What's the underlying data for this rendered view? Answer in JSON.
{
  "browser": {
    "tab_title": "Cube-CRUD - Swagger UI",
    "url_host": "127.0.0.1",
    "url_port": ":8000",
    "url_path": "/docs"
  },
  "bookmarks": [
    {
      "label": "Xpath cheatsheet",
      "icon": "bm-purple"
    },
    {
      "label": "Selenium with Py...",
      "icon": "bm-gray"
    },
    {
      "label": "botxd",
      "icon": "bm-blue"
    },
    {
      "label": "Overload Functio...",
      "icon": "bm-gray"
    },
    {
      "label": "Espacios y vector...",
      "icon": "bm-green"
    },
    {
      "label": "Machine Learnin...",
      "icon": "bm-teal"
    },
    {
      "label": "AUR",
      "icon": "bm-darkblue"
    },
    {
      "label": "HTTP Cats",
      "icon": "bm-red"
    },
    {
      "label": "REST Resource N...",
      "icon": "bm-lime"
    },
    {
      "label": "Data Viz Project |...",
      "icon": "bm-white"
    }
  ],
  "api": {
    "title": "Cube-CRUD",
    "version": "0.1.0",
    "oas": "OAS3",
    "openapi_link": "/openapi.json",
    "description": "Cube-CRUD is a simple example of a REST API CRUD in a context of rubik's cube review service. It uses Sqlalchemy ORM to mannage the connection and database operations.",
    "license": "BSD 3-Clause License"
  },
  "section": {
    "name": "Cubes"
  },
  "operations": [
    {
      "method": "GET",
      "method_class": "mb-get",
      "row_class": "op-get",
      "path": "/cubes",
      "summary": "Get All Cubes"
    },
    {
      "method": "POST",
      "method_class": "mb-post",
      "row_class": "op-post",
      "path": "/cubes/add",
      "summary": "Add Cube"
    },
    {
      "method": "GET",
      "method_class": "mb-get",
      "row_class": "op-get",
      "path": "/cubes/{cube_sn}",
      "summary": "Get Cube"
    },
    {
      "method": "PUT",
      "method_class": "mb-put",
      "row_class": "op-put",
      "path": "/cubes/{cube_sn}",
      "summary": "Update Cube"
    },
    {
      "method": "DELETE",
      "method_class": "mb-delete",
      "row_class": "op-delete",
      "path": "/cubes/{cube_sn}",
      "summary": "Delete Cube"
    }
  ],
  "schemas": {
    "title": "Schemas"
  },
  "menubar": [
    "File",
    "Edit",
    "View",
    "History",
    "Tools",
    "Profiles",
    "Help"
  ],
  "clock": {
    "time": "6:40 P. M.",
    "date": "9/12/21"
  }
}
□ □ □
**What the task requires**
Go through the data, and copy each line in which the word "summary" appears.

**Exercise solution**
      "summary": "Get All Cubes"
      "summary": "Add Cube"
      "summary": "Get Cube"
      "summary": "Update Cube"
      "summary": "Delete Cube"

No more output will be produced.